Nigeria has filed restitution claims for objects looted in the siege of Benin City in 1897 Reginald Kerr Granville

Complex issues are raised by the French president Emmanuel Macron’s talk of returning cultural goods in his country’s public collections to their place of origin.

First, there are questions of legal title. In the UK, the ownership of items in state collections is normally vested in the museum’s trustees, but they are subject to statutory restrictions on disposal. So too in other Western countries, including France. But where there are questions as to legal title, as in the case of Jewish-owned properties expropriated or sold under duress between 1933 and 1945, museums and governments must be open to legal challenge. Legislation has provided for this in the UK.

Second, there are questions of ethics. One set of issues concerns the circumstances in which particular items were originally obtained. The retention of items obtained by “looting” or as “spoils of war” must be ethically problematic.

Another set of issues concerns the category of “works of art” and even that of “cultural goods”. Is an object of religious veneration or the skull of an ancestor sufficiently described as a “work of art” or even a “cultural good”? Another ethical consideration might refer to historical change in the places of origin of such goods. What do ancient Near Eastern cultural remains have to do with predominantly Muslim cultures? In what sense is the Pergamon Altar “Turkish”? Do the Parthenon Marbles “belong” to modern Greece any more than they do to Hellenised Europe at large? It may be impossible to formulate ethical principles to cover all such issues in general terms, and it would seem that a case-by-case approach will always be necessary.

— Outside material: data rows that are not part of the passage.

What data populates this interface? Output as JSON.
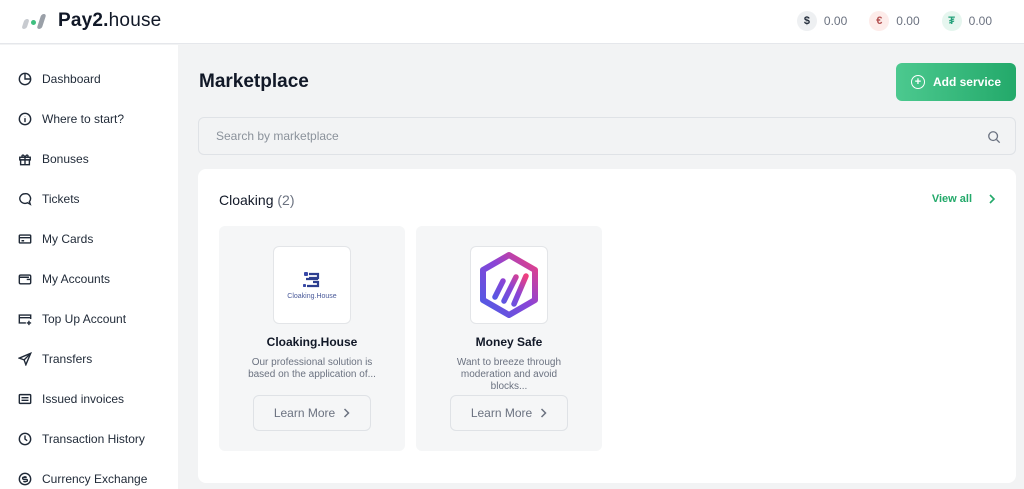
{
  "header": {
    "logo_text_bold": "Pay2.",
    "logo_text_light": "house",
    "balances": [
      {
        "symbol": "$",
        "currency": "usd",
        "value": "0.00"
      },
      {
        "symbol": "€",
        "currency": "eur",
        "value": "0.00"
      },
      {
        "symbol": "₮",
        "currency": "usdt",
        "value": "0.00"
      }
    ]
  },
  "sidebar": {
    "items": [
      {
        "label": "Dashboard",
        "icon": "pie-chart-icon"
      },
      {
        "label": "Where to start?",
        "icon": "info-icon"
      },
      {
        "label": "Bonuses",
        "icon": "gift-icon"
      },
      {
        "label": "Tickets",
        "icon": "chat-bubble-icon"
      },
      {
        "label": "My Cards",
        "icon": "credit-card-icon"
      },
      {
        "label": "My Accounts",
        "icon": "wallet-icon"
      },
      {
        "label": "Top Up Account",
        "icon": "card-add-icon"
      },
      {
        "label": "Transfers",
        "icon": "send-icon"
      },
      {
        "label": "Issued invoices",
        "icon": "invoice-icon"
      },
      {
        "label": "Transaction History",
        "icon": "clock-icon"
      },
      {
        "label": "Currency Exchange",
        "icon": "exchange-icon"
      }
    ]
  },
  "main": {
    "title": "Marketplace",
    "add_service_label": "Add service",
    "search_placeholder": "Search by marketplace",
    "section": {
      "title": "Cloaking",
      "count": "(2)",
      "view_all_label": "View all"
    },
    "cards": [
      {
        "name": "Cloaking.House",
        "logo_text": "Cloaking.House",
        "description": "Our professional solution is based on the application of...",
        "button_label": "Learn More"
      },
      {
        "name": "Money Safe",
        "description": "Want to breeze through moderation and avoid blocks...",
        "button_label": "Learn More"
      }
    ]
  },
  "colors": {
    "accent": "#23a96a",
    "background": "#f2f3f4"
  }
}
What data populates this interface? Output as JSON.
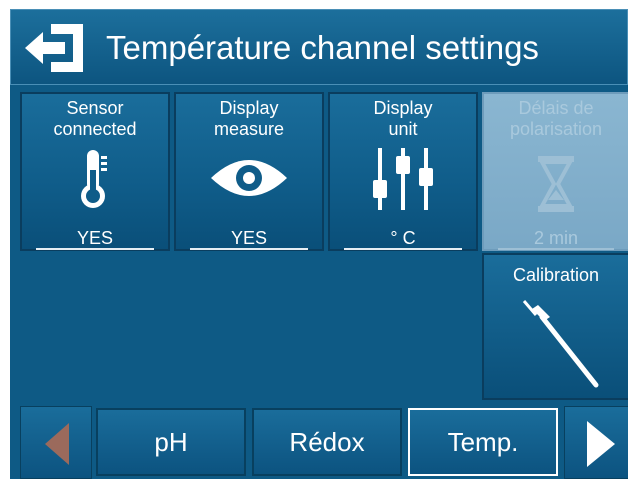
{
  "header": {
    "title": "Température channel settings",
    "back_icon": "exit-arrow-icon"
  },
  "tiles": [
    {
      "label": "Sensor\nconnected",
      "icon": "thermometer-icon",
      "value": "YES",
      "enabled": true
    },
    {
      "label": "Display\nmeasure",
      "icon": "eye-icon",
      "value": "YES",
      "enabled": true
    },
    {
      "label": "Display\nunit",
      "icon": "sliders-icon",
      "value": "° C",
      "enabled": true
    },
    {
      "label": "Délais de\npolarisation",
      "icon": "hourglass-icon",
      "value": "2 min",
      "enabled": false
    }
  ],
  "calibration": {
    "label": "Calibration",
    "icon": "probe-icon"
  },
  "nav": {
    "prev_icon": "left-arrow-icon",
    "next_icon": "right-arrow-icon",
    "tabs": [
      {
        "label": "pH",
        "active": false
      },
      {
        "label": "Rédox",
        "active": false
      },
      {
        "label": "Temp.",
        "active": true
      }
    ]
  },
  "colors": {
    "background": "#0e5a85",
    "tile": "#1a6d9b",
    "tile_disabled": "#8ab6d1",
    "text": "#ffffff",
    "text_disabled": "#a9c9dd",
    "arrow_disabled": "#9b6a5c"
  }
}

Third, there are questions that may be described as “prudential”. There is no doubt that many fragile “cultural goods” owe their survival to their transfer to Western public collections. They may well be exposed to new hazards if they are returned to their place of origin: consider what might have happened in recent years to items returned to Iraq and Syria in the immediate post-colonial period. Will “cultural goods” returned from Western public collections remain in public ownership after they have been returned? Is there any comparably permanent guarantee of appropriate conservation arrangements? It may be politically incorrect to raise such questions, but the risks are real and they should be reckoned with.

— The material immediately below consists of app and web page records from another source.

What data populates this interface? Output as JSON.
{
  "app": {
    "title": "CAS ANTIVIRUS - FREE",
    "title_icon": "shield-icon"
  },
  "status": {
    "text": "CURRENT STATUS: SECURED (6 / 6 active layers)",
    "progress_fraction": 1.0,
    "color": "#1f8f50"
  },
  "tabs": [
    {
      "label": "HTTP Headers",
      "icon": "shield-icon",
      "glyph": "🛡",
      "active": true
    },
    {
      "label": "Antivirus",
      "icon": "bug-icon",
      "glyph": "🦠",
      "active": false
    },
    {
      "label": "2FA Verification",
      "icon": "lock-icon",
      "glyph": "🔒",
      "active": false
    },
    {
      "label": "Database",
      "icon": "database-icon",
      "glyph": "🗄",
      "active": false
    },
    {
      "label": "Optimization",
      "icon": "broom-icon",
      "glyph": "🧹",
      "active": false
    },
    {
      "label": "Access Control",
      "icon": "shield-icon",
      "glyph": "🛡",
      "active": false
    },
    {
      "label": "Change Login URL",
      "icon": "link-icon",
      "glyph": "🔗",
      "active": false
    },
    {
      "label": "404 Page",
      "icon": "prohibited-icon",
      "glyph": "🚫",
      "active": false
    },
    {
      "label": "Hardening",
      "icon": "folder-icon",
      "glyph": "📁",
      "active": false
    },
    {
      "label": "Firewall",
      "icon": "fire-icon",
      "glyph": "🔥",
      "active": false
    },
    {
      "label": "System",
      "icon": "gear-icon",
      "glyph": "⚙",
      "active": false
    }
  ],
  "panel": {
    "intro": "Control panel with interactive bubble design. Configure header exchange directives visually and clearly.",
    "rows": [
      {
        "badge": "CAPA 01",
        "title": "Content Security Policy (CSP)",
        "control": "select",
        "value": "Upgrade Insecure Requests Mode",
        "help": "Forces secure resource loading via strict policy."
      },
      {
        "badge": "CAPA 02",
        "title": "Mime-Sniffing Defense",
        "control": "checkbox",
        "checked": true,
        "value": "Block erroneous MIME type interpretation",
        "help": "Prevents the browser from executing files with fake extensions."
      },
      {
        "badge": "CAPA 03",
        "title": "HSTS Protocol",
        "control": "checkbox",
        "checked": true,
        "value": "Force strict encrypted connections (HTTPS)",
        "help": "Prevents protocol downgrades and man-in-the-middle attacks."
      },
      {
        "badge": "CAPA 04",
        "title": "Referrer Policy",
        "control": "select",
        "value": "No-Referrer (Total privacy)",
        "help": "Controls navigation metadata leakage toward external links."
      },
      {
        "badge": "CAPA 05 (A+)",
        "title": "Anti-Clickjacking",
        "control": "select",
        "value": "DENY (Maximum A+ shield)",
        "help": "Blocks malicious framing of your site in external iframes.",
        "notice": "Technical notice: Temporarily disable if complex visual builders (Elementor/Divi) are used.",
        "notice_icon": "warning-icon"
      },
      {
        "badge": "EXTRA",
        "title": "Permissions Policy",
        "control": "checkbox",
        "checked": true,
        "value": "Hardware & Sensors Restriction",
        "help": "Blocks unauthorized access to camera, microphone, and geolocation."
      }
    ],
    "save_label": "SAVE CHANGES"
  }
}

Finally, there are questions of access. It has been argued that the presence of an item in a large Western collection guarantees the possibility of intercultural comparison and the mutual enrichment of the understanding and appreciation of each such item. While this argument prompts the question of whether all such items should be regarded simply as “cultural goods”, there is, however, no doubt that Western collections are much more widely accessible to visitors, to experts and, indeed, to pilgrims, than are most museums elsewhere. There is also a sense in which the great Western collections secure access for future audiences and their unanticipated questions: would the discovery of the common African origins of mankind have been possible if every skull and bone had been returned for interment with its ancestors before the discovery of DNA?

Trustees of museums and even parliamentarians are likely to be increasingly exposed to emotionally charged and high-volume calls for the return of cultural goods to their places of origin. Sometimes legal considerations will apply. There are serious ethical issues to be pondered. And at the same time, considerations of prudence, accessibility and preservation for the future must also be taken into account. There should, however, be no place for grandstanding and virtue-signalling.

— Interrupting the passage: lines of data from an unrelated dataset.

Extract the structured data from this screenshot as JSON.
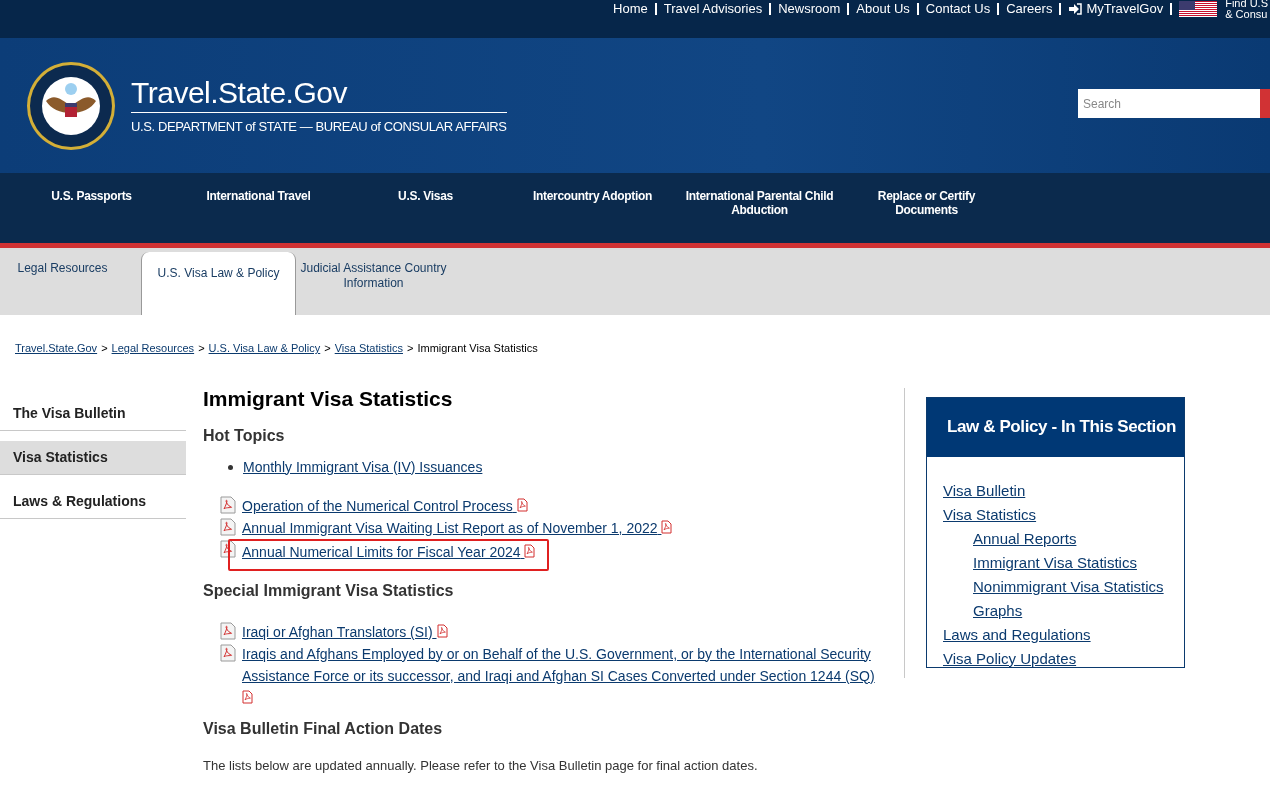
{
  "utility_links": [
    {
      "label": "Home",
      "kind": "text"
    },
    {
      "label": "Travel Advisories",
      "kind": "text"
    },
    {
      "label": "Newsroom",
      "kind": "text"
    },
    {
      "label": "About Us",
      "kind": "text"
    },
    {
      "label": "Contact Us",
      "kind": "text"
    },
    {
      "label": "Careers",
      "kind": "text"
    },
    {
      "label": "MyTravelGov",
      "kind": "login"
    }
  ],
  "embassy_link": [
    "Find U.S",
    "& Consu"
  ],
  "site": {
    "title": "Travel.State.Gov",
    "subtitle": "U.S. DEPARTMENT of STATE — BUREAU of CONSULAR AFFAIRS"
  },
  "search": {
    "placeholder": "Search"
  },
  "main_nav": [
    "U.S. Passports",
    "International Travel",
    "U.S. Visas",
    "Intercountry Adoption",
    "International Parental Child Abduction",
    "Replace or Certify Documents"
  ],
  "sub_tabs": [
    {
      "label": "Legal Resources",
      "selected": false
    },
    {
      "label": "U.S. Visa Law & Policy",
      "selected": true
    },
    {
      "label": "Judicial Assistance Country Information",
      "selected": false
    }
  ],
  "breadcrumb": {
    "links": [
      {
        "label": "Travel.State.Gov",
        "separator": ">"
      },
      {
        "label": "Legal Resources",
        "separator": ">"
      },
      {
        "label": "U.S. Visa Law & Policy",
        "separator": ">"
      },
      {
        "label": "Visa Statistics",
        "separator": ">"
      }
    ],
    "current": "Immigrant Visa Statistics"
  },
  "sidebar": [
    {
      "label": "The Visa Bulletin",
      "selected": false
    },
    {
      "label": "Visa Statistics",
      "selected": true
    },
    {
      "label": "Laws & Regulations",
      "selected": false
    }
  ],
  "page_title": "Immigrant Visa Statistics",
  "sections": [
    {
      "heading": "Hot Topics",
      "items": [
        {
          "kind": "bullet",
          "label": "Monthly Immigrant Visa (IV) Issuances"
        },
        {
          "kind": "pdf",
          "label": "Operation of the Numerical Control Process"
        },
        {
          "kind": "pdf",
          "label": "Annual Immigrant Visa Waiting List Report as of November 1, 2022"
        },
        {
          "kind": "pdf",
          "label": "Annual Numerical Limits for Fiscal Year 2024",
          "highlighted": true
        }
      ]
    },
    {
      "heading": "Special Immigrant Visa Statistics",
      "items": [
        {
          "kind": "pdf",
          "label": "Iraqi or Afghan Translators (SI)"
        },
        {
          "kind": "pdf",
          "label": "Iraqis and Afghans Employed by or on Behalf of the U.S. Government, or by the International Security Assistance Force or its successor, and Iraqi and Afghan SI Cases Converted under Section 1244 (SQ)"
        }
      ]
    },
    {
      "heading": "Visa Bulletin Final Action Dates",
      "text": "The lists below are updated annually. Please refer to the Visa Bulletin page for final action dates."
    }
  ],
  "section_box": {
    "title": "Law & Policy - In This Section",
    "links": [
      {
        "label": "Visa Bulletin"
      },
      {
        "label": "Visa Statistics",
        "children": [
          {
            "label": "Annual Reports"
          },
          {
            "label": "Immigrant Visa Statistics"
          },
          {
            "label": "Nonimmigrant Visa Statistics"
          },
          {
            "label": "Graphs"
          }
        ]
      },
      {
        "label": "Laws and Regulations"
      },
      {
        "label": "Visa Policy Updates"
      }
    ]
  }
}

Robert Jackson is a former UK minister for higher education and science

Appeared in The Art Newspaper, 301 May 2018